_Provided records:_
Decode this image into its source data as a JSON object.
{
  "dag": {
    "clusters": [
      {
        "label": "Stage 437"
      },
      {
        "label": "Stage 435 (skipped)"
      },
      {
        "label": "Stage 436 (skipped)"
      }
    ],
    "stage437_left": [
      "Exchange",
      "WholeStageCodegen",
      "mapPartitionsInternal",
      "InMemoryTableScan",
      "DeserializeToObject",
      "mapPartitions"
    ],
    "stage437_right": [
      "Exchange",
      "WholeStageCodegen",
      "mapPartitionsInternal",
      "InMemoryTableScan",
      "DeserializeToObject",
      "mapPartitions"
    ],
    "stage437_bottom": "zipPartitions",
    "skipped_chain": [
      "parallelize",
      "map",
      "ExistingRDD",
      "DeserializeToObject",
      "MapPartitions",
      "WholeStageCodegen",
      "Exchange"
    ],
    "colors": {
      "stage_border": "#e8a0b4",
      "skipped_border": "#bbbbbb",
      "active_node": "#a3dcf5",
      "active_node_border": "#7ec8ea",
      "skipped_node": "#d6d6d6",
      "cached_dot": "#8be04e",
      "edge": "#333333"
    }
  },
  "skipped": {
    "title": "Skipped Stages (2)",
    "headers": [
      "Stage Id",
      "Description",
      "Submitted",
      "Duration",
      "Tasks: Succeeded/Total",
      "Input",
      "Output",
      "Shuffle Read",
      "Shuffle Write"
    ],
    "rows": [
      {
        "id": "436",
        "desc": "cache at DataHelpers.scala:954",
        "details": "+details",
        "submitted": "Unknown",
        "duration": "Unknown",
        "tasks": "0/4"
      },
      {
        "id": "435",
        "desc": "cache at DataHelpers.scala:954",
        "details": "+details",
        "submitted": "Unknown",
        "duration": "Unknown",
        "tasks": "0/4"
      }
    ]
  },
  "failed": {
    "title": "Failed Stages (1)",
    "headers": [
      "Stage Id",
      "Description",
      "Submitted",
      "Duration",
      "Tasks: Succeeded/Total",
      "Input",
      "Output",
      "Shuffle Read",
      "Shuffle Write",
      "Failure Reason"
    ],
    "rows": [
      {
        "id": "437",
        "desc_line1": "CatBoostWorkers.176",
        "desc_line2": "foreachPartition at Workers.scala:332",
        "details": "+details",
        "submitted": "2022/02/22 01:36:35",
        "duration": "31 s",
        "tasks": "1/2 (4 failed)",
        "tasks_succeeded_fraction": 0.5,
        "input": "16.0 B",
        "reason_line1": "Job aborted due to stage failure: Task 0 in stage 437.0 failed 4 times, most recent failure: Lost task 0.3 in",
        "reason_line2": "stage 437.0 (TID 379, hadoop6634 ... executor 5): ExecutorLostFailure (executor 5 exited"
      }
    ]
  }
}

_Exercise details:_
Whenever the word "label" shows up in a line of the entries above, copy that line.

_Exercise response:_
        "label": "Stage 437"
        "label": "Stage 435 (skipped)"
        "label": "Stage 436 (skipped)"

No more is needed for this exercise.